Google is closer to launching its own video streaming service, which would offer big-budget network TV programming without a cable or satellite subscription.
According executives not authorized to comment, CBS, the most-watched broadcast network, has signed on to provide its programming to the new service. Expected to be called Unplugged, the service would make a small package of channels available to online users for a monthly fee.
The deal was first reported Wednesday by the Wall Street Journal. Google did not comment on the reported deal, and no terms of the agreement with CBS have been disclosed.
The Disney Co. and 21st Century Fox are also said to be close to making deals that will put their broadcast networks and some of their channels on the service, which aims to be a lower-priced alternative to the traditional cable and satellite subscription. Google is said to be planning the launch of Unplugged by the first quarter of 2017.
The service is likely to appeal to viewers 18 to 34 years old, who have been increasingly turning to online sources for video entertainment.

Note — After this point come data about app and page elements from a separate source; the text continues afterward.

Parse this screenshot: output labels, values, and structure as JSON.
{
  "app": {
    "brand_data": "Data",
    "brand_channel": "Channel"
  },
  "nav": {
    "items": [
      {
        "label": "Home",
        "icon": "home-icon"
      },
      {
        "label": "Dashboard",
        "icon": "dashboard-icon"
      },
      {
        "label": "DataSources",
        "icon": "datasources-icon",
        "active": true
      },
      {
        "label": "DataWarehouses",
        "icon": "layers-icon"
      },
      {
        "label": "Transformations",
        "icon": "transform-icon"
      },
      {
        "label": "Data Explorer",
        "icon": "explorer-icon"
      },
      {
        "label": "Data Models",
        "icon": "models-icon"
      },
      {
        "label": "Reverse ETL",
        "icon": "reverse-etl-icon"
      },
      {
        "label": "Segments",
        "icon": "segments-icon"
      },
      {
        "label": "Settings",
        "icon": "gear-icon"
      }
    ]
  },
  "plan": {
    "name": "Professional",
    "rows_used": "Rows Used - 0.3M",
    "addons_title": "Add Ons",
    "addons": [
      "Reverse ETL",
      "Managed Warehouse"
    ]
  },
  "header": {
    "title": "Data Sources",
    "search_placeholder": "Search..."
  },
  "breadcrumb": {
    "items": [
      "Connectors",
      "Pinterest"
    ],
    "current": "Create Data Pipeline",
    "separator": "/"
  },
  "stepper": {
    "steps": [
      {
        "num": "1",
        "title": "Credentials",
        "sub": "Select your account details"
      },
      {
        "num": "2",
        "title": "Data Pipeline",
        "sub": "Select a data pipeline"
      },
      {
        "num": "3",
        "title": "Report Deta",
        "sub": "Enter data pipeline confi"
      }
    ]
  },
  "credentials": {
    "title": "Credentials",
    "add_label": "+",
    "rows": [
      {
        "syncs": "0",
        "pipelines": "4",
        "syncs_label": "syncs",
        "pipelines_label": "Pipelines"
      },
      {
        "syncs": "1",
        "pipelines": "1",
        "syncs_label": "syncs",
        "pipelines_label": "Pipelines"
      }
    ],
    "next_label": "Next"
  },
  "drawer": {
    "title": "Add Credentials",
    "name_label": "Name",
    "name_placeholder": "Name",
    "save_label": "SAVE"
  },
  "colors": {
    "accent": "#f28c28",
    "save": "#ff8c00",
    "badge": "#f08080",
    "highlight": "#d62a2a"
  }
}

The trend has cut into into traditional TV usage over the last five years and led to a decrease in cable and satellite subscriptions. Unplugged will be an opportunity for networks such as CBS, ABC and Fox to recover some of those viewers.
Such packages, known as skinny bundles, are considered a possible alternative to traditional packages that can run well over $100 a month. Google is reportedly looking to price a subscription to Unplugged at less than $35.
Unplugged subscribers will get a live linear feed of CBS' broadcast signal and a small library of recent episodes of its shows that can be played on demand. The service is also expected to let users record shows for playback.
A person familiar with the agreement said it includes CBS telecasts of NFL games. That will give Unplugged a major advantage over CBS' own streaming service, CBS All Access, which gives subscribers all of the network's programs except NFL telecasts. CBS is counting on original programming, such as the new iteration of "Star Trek" and a spin-off of "The Good Wife," to draw viewers to the service, which commands $5.99 a month from subscribers for an ad-supported version.
Michael Morris, an analyst for Guggenheim Partners, estimated CBS will get $3 per subscriber per month from Google for the use of its signal, with the payment going up to $4 later in the deal.
Such a fee would be significantly higher than the $1.50 to $2.50 per subscriber per month CBS currently gets from satellite and cable providers. Morris noted that the deal with Google will give CBS even more leverage in negotiations with those distributors down the road.
When word of Google's plans first surfaced in May, the ability to make deals with content providers was considered a major obstacle. But in CBS, Google has secured an agreement with the most notoriously tough negotiator in the TV business.
CBS has long been a holdout from Hulu, the online video service whose backers are rivals Time Warner, Disney, Fox and Comcast.
The deal will also mark another major step by Google into the paid content business. Its YouTube unit generates billions of dollars in ad revenue each year as people flock to the service to watch music videos, video game reviews and get tips on applying make-up or renovating a home. That's all mostly free to view.
Last year, it began putting some videos behind a paywall and stripping ads from them. Analysts doubt such content is enough on its own to propel masses of consumers to subscribe, and YouTube hasn't released subscriber figures. But Netflix, HBO and other services have demonstrated that people will pay to watch bigger-budget productions online — the kinds of shows once only available through TV.
YouTube has said not all users want to watch ads and suggested it wants to give video makers more ways to generate revenue.
With ample cash reserves, Google has shown a willingness to make big bets on the future — from transportation infrastructure to Internet delivery — while eschewing short-term profits. Launching a service with major TV networks follows that strategy.
Hulu has said it's working on digital version of the cable TV bundles consumers are used to, and believes it will be a major competitor to whatever Google devises.
During a panel discussion at the Siemer Summit technology conference Wednesday in Los Angeles, Hulu Chief Financial Officer Elaine Paul said her service is "grabbing the dollars" that are freeing up in the media world as consumers ditch or slim down traditional cable subscriptions.
Time Warner joined the consortium this year because it ended up realizing — as other media companies already have — that Hulu "is a great offense" in the changing media game, Paul said.
Meg James contributed reporting.